Coltyn Carpenter works at a cafe, cleaning tables, serving customers, cooking -- you name it, he does it. But at $8 an hour, California's minimum wage, it's tough to make ends meet.
"To pay rent and things like that is definitely a struggle sometimes," said Carpenter. "And the paycheck isn't always consistent as well, depending upon business and stuff like that."
Carpenter and millions of other minimum-wage workers in the state will likely get a raise soon. Governor Brown and Democratic leaders have reached an agreement backing a pay hike to $9 an hour next summer, then $10 an hour in 2016.
The effort spearheaded by Assemblyman Luis Alejo (D-Salinas) removes the annual cost-of-living adjustment he originally sought, but he is happy with the compromise.
"It at least gives the dignity and respect to workers that when they work full-time and make an honest living, that they could be able to provide for their families and pay their own bills," said Alejo.
The Governor's Office says 25 percent of California children, or 2.4 million, live in a household where at least one parent earns minimum wage.
The governor believes the raise is long overdue for struggling families.
But opponents wonder whether this is really the right time to raise the minimum wage.

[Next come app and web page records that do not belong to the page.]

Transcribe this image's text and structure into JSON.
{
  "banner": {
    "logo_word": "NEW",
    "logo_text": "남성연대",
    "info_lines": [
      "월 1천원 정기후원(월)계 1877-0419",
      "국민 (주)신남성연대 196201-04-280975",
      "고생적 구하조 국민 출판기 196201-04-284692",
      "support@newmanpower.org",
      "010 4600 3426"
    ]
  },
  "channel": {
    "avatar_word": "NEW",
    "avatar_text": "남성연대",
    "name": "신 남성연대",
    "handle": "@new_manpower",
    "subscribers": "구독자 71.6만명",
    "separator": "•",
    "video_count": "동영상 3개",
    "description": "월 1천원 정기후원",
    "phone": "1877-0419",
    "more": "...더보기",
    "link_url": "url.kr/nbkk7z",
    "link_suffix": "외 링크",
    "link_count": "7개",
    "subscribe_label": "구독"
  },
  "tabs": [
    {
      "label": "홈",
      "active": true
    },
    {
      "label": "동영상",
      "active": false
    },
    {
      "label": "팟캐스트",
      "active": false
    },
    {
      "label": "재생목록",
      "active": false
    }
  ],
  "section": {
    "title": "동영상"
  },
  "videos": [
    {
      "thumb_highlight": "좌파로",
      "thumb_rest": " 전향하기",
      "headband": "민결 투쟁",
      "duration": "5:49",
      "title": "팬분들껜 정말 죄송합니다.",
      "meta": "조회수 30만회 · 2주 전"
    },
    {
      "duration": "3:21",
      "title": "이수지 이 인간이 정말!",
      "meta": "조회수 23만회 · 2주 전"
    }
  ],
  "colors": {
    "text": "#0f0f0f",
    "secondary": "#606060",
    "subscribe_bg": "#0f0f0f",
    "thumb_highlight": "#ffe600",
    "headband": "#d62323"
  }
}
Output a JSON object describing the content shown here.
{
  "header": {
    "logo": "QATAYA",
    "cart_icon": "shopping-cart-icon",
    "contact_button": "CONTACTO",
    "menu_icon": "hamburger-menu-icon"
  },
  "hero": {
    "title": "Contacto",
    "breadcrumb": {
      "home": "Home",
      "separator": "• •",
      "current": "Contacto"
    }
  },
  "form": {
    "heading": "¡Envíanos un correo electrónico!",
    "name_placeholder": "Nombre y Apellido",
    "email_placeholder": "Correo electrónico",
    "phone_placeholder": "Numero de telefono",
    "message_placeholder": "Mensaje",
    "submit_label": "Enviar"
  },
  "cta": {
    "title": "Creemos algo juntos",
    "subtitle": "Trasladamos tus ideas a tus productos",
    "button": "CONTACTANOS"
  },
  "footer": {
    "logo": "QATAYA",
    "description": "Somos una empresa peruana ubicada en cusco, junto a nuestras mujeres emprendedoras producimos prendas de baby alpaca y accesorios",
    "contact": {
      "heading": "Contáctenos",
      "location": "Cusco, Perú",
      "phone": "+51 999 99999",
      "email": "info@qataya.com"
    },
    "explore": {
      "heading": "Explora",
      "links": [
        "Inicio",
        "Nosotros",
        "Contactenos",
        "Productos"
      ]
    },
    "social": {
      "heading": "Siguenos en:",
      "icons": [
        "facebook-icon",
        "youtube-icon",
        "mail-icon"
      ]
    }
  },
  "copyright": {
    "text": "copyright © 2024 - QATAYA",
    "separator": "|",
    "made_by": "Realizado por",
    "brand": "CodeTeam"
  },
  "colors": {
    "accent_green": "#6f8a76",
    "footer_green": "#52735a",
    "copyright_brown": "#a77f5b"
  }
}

There are two big costs that will hit businesses over the coming year.
Many families still don't know how much the federal /*Affordable Care Act*/ will cost them, and California may have to boost employer contributions to the state's unemployment insurance fund, which is $10 billion in the hole.
"You may create a scenario where employees are going to lose their jobs. So I'm committed to looking at minimum wage," said state Sen. Anthony Cannella (R-Ceres). "I just would like to know those other two costs firsts so that we don't price people out of the labor force right now."
With a Democratic supermajority in the Legislature, though, the proposal is expected to be approved.
"I think that would be awesome for somebody like me who needs it," said Coltyn Carpenter.
California's last minimum wage hike was 2008. Workers in San Francisco, San Jose and the hotel industry in Long Beach are already paid $10 or more per hour.